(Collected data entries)
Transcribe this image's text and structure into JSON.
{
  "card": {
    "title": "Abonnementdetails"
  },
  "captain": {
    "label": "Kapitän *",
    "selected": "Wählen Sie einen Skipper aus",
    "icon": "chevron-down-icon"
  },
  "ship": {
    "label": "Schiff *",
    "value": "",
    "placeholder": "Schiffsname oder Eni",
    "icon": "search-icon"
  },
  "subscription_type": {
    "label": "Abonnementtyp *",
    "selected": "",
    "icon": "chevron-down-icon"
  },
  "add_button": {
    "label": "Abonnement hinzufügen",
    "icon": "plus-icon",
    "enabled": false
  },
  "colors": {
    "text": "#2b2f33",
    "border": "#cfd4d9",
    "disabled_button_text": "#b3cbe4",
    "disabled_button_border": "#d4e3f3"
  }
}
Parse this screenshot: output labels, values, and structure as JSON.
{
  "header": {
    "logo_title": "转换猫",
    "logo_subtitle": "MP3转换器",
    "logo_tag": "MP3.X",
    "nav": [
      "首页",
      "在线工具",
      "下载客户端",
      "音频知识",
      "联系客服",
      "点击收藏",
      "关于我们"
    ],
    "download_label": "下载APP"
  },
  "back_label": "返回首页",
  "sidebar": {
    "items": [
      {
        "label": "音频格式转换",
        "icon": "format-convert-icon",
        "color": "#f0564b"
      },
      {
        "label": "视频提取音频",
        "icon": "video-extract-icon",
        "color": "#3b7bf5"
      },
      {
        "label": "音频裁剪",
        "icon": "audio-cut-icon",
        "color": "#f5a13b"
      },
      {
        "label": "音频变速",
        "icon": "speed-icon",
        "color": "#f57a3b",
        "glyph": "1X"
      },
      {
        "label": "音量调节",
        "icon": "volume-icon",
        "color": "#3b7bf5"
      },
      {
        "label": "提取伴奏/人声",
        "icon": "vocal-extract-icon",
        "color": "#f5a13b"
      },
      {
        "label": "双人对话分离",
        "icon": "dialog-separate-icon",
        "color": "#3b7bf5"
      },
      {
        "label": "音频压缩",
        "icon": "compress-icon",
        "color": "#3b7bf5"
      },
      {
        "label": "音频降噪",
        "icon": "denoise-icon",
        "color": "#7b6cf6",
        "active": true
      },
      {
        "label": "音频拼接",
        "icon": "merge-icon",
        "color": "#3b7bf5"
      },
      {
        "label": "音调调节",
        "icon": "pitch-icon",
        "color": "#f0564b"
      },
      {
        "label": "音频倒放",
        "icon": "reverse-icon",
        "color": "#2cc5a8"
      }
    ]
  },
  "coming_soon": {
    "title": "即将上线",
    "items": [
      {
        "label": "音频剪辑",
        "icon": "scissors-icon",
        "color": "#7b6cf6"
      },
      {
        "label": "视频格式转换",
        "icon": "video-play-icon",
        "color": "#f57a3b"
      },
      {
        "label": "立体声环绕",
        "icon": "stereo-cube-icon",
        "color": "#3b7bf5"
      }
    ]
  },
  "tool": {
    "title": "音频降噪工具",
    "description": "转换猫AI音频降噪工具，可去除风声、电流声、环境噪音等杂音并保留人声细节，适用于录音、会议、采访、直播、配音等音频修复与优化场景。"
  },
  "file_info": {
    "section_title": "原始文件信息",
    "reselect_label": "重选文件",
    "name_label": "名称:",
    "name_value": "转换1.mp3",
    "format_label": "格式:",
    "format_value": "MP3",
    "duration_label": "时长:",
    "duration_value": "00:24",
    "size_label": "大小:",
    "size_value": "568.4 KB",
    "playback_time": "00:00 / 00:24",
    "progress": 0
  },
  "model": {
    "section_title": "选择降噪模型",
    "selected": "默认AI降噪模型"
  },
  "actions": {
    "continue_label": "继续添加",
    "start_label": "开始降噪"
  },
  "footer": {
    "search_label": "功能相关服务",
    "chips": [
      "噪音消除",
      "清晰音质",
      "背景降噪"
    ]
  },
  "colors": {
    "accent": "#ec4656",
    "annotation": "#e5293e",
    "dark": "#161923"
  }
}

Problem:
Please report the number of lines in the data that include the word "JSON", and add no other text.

Task answer:
2